AIM OF THE TASK: The entries follow. Copy every line in which "Andrés" appears.

·····

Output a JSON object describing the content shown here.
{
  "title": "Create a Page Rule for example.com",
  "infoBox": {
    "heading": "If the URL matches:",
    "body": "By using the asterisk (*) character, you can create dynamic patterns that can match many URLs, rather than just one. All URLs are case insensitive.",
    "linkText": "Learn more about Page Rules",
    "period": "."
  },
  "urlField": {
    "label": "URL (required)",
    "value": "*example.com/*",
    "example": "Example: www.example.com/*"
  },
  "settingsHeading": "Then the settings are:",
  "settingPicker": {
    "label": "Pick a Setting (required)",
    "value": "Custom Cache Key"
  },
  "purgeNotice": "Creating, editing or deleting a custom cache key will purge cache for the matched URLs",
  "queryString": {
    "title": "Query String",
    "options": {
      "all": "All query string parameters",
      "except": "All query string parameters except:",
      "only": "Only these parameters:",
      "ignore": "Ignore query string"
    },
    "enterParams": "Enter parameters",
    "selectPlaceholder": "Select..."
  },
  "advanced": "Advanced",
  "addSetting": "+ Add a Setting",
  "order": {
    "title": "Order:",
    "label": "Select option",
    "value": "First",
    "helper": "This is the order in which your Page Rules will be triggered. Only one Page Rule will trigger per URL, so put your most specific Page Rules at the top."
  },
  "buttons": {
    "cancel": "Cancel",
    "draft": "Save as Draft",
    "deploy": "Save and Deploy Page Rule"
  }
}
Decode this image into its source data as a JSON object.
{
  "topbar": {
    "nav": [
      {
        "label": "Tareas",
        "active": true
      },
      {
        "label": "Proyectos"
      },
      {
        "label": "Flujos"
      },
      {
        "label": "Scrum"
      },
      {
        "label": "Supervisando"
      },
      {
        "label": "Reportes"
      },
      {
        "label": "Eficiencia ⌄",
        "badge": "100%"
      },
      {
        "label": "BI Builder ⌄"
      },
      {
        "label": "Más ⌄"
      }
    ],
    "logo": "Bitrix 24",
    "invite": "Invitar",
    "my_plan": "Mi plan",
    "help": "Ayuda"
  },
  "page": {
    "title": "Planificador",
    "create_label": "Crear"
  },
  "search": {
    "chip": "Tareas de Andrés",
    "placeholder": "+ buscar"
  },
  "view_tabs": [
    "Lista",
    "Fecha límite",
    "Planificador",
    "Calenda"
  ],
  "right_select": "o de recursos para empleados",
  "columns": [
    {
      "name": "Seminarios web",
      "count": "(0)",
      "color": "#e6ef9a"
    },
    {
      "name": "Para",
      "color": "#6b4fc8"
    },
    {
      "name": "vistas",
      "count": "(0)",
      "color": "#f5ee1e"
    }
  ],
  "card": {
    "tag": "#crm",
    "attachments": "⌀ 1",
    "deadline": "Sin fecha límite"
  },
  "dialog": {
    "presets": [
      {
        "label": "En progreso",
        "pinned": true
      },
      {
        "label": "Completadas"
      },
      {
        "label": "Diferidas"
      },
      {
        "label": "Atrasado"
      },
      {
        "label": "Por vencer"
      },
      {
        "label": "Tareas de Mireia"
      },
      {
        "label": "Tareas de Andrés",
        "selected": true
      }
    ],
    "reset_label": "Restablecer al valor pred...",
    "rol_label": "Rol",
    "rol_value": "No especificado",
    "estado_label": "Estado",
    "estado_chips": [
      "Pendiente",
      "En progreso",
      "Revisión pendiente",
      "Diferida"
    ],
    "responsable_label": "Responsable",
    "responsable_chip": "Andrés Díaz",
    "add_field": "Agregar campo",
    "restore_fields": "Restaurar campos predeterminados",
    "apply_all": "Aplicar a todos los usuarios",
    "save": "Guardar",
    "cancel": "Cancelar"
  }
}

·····

YOUR SOLUTION:
    "chip": "Tareas de Andrés",
        "label": "Tareas de Andrés",
    "responsable_chip": "Andrés Díaz",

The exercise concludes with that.